Collect the lines of the entries where "this" shows up.

Records drawn from a dataset:

━━━━━━━━━━━━━━━━━━━━

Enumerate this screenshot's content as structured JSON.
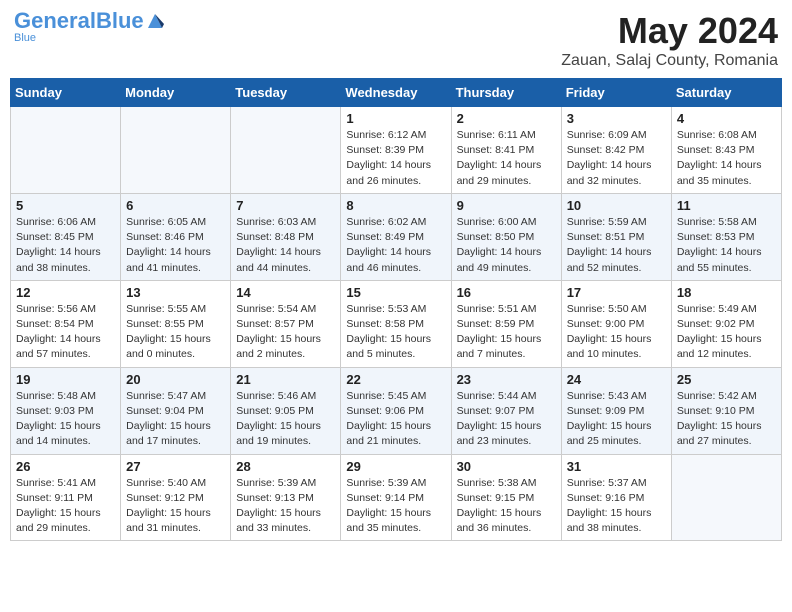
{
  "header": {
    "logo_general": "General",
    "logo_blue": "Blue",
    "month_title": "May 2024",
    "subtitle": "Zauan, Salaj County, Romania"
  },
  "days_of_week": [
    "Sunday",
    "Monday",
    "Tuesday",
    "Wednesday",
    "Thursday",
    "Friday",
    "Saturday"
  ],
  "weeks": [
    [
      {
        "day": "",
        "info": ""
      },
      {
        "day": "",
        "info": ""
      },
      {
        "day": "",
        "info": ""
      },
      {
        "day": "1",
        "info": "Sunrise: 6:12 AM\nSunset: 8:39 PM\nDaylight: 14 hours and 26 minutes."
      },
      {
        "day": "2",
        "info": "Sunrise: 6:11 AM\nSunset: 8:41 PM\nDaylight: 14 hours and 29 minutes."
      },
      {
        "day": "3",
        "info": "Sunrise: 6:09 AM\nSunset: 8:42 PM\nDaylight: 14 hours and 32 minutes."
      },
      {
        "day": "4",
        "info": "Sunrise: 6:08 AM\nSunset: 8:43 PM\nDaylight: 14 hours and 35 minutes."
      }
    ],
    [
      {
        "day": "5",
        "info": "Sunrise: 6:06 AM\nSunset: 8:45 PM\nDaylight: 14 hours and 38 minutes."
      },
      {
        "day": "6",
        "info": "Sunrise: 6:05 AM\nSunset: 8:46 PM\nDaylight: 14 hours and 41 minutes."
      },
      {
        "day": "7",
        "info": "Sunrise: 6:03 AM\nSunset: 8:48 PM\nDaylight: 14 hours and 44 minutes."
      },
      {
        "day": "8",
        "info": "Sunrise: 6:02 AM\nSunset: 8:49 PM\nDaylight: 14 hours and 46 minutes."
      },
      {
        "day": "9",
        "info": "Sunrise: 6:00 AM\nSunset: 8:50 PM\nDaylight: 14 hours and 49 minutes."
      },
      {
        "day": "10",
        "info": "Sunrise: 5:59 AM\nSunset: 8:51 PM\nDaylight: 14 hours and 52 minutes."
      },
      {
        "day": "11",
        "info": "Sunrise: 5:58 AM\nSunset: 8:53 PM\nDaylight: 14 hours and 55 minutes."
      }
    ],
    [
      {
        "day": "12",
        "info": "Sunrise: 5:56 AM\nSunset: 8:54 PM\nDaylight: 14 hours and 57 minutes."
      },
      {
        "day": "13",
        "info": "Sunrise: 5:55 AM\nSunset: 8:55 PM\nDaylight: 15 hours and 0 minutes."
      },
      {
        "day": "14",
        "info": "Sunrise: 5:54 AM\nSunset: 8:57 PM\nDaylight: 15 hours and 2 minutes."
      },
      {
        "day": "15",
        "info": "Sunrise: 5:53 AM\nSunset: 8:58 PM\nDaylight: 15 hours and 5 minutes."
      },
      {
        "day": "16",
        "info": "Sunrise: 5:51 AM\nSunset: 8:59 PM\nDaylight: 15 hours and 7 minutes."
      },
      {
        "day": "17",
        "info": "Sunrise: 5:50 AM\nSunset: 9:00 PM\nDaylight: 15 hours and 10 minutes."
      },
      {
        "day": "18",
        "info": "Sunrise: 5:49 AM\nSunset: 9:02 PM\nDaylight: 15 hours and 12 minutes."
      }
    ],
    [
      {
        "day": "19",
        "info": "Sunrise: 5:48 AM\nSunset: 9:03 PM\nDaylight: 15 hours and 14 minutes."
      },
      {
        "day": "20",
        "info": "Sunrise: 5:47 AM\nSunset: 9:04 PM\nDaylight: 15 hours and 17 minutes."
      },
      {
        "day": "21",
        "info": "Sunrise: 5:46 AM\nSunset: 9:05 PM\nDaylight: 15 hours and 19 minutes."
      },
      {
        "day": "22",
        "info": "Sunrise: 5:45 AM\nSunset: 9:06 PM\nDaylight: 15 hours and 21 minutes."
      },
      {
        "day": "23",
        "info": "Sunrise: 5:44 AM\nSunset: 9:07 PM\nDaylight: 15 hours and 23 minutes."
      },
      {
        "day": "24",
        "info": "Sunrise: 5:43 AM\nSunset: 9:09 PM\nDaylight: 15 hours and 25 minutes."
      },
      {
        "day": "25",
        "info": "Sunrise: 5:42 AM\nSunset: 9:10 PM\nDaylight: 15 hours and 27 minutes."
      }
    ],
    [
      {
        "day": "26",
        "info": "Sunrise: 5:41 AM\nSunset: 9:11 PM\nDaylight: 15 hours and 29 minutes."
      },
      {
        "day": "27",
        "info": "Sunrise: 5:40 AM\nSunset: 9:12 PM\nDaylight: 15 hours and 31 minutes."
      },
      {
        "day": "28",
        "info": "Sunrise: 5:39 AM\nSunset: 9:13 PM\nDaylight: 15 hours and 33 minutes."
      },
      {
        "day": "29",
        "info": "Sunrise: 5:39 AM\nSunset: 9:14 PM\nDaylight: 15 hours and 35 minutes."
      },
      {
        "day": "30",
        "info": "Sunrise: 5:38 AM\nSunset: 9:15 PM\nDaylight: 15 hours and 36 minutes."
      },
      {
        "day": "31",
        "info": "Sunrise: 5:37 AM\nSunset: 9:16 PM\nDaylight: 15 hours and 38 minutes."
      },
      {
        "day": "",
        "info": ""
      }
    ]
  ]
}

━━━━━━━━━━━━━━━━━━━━

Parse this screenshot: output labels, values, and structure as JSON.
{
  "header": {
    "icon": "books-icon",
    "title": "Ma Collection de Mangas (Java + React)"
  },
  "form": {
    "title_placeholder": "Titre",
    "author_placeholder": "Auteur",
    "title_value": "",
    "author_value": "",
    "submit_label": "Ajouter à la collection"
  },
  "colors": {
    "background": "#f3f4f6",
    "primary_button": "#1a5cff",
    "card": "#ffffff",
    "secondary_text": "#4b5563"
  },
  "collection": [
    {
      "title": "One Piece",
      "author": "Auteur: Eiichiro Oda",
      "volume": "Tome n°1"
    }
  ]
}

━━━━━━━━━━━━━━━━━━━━

_Response box_:
Enumerate this screenshot's content as structured JSON.
Parse this screenshot: output labels, values, and structure as JSON.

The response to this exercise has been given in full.